Relationship of autonomic imbalance and circadian disruption with obesity and type 2 diabetes in resistant hypertensive patients
1 Cardiovascular Pharmacology Laboratory, Faculty of Medical Sciences and Clinic Hospital, State University of Campinas (UNICAMP), Campinas, São Paulo, Brazil
2 Cardiology Department, Faculty of Medical Sciences and Clinic Hospital, State of Campinas (UNICAMP), Campinas, São Paulo, Brazil
3 Hypertension Unit, Heart Institute (InCor), Clinical Hospital of São Paulo, Faculty of Medicine, University of São Paulo, São Paulo, Brazil
4 Cardiovascular & Metabolism Unit, Pharma Sector, Novartis Biociências S.A., São Paulo, Brazil
Cardiovascular Diabetology 2011, 10:24 doi:10.1186/1475-2840-10-24Published: 22 March 2011
Hypertension, diabetes and obesity are not isolated findings, but a series of interacting interactive physiologic derangements. Taking into account genetic background and lifestyle behavior, AI (autonomic imbalance) could be a common root for RHTN (resistant hypertension) or RHTN plus type 2 diabetes (T2D) comorbidity development. Moreover, circadian disruption can lead to metabolic and vasomotor impairments such as obesity, insulin resistance and resistant hypertension. In order to better understand the triggered emergence of obesity and T2D comorbidity in resistant hypertension, we investigated the pattern of autonomic activity in the circadian rhythm in RHTN with and without type 2 diabetes (T2D), and its relationship with serum adiponectin concentration.
Twenty five RHTN patients (15 non-T2D and 10 T2D, 15 males, 10 females; age range 34 to 70 years) were evaluated using the following parameters: BMI (body mass index), biochemical analysis, serum adiponectinemia, echocardiogram and ambulatory electrocardiograph heart rate variability (HRV) in time and frequency domains stratified into three periods: 24 hour, day time and night time.

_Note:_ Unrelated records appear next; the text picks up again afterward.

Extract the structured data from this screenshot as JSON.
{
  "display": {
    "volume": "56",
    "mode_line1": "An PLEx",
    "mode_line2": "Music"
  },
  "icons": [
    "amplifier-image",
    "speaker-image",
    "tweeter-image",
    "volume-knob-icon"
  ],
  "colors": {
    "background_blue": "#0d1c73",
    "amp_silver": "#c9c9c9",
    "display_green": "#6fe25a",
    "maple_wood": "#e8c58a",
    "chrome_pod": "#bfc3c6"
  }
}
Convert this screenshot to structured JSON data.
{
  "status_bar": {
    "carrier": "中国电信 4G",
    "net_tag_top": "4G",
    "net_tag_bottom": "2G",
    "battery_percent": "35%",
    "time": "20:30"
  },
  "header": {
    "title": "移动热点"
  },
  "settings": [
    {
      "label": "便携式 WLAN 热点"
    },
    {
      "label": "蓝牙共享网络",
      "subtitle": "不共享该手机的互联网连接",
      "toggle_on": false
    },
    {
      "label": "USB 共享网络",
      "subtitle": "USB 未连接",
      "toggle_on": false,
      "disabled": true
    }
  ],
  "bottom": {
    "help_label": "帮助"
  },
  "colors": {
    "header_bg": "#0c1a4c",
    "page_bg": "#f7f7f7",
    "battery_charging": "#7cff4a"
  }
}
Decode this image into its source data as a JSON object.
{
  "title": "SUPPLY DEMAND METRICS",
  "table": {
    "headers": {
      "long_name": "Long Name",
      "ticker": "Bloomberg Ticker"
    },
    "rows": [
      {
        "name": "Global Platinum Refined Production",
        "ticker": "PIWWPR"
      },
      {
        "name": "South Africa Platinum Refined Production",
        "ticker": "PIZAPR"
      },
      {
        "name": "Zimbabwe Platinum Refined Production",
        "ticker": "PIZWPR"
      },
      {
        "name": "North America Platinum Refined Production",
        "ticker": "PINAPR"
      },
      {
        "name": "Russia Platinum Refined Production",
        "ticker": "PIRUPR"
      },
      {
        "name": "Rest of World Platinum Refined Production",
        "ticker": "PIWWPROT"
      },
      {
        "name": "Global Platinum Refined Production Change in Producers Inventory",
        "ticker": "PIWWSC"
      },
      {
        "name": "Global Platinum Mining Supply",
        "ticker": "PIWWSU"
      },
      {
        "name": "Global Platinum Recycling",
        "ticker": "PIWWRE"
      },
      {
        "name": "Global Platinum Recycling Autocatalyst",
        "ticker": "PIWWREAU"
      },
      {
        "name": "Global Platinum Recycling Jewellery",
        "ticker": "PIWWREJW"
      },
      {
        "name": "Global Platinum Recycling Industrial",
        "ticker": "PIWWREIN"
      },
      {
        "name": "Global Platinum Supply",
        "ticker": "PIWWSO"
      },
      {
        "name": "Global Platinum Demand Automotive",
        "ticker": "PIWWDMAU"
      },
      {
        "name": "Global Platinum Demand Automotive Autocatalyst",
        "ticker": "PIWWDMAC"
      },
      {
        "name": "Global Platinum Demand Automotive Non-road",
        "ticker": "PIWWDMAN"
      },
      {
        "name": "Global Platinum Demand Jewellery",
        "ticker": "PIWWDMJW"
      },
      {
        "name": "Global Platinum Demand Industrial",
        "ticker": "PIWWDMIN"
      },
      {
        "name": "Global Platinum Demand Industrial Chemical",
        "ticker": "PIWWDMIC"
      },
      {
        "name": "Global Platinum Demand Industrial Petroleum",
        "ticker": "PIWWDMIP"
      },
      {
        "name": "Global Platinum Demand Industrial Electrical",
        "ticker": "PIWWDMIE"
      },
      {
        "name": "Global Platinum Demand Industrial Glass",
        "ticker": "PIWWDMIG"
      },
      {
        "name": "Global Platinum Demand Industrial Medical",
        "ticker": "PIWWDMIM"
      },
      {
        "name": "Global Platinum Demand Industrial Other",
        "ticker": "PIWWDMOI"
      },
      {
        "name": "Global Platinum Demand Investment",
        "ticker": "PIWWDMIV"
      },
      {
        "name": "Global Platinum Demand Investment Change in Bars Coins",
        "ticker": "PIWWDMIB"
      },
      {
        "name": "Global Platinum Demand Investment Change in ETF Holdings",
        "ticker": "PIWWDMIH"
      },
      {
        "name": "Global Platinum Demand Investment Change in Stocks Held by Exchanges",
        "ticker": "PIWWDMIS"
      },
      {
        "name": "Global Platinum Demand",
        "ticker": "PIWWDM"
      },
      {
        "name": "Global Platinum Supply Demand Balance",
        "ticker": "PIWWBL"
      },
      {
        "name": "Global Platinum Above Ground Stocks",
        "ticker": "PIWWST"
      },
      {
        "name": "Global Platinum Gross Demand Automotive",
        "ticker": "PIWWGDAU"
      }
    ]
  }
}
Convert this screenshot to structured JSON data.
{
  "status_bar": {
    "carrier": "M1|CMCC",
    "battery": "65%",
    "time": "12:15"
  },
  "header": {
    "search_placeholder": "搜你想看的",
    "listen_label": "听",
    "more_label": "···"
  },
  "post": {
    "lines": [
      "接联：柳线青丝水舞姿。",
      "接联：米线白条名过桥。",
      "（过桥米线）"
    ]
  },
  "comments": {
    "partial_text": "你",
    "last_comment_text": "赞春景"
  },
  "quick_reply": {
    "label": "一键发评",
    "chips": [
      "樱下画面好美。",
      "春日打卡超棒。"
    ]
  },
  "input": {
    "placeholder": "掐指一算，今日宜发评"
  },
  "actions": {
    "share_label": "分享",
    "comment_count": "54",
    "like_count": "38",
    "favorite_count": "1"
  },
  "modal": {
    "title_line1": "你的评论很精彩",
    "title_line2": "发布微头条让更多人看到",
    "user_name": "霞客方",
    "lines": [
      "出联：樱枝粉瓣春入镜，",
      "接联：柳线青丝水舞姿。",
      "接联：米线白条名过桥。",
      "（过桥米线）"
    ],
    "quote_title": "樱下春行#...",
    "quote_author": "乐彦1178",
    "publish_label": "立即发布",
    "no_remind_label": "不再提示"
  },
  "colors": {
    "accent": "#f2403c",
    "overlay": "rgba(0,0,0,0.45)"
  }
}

Both groups demonstrated similar characteristics despite of the laboratory analysis concerning T2D like fasting glucose, HbA1c levels and hypertriglyceridemia. Both groups also revealed disruption of the circadian rhythm: inverted sympathetic and parasympathetic tones during day (parasympathetic > sympathetic tone) and night periods (sympathetic > parasympathetic tone). T2D group had increased BMI and serum triglyceride levels (mean 33.7 ± 4.0 vs 26.6 ± 3.7 kg/m2 - p = 0.00; 254.8 ± 226.4 vs 108.6 ± 48.7 mg/dL - p = 0.04), lower levels of adiponectin (6729.7 ± 3381.5 vs 10911.5 ± 5554.0 ng/mL - p = 0.04) and greater autonomic imbalance evaluated by HRV parameters in time domain compared to non-T2D RHTN patients. Total patients had HRV correlated positively with serum adiponectin (r = 0.37 [95% CI -0.04 - 1.00] p = 0.03), negatively with HbA1c levels (r = -0.58 [95% CI -1.00 - -0.3] p = 0.00) and also adiponectin correlated negatively with HbA1c levels (r = -0.40 [95% CI -1.00 - -0.07] p = 0.02).
Type 2 diabetes comorbidity is associated with greater autonomic imbalance, lower adiponectin levels and greater BMI in RHTN patients. Similar circadian disruption was also found in both groups indicating the importance of lifestyle behavior in the genesis of RHTN.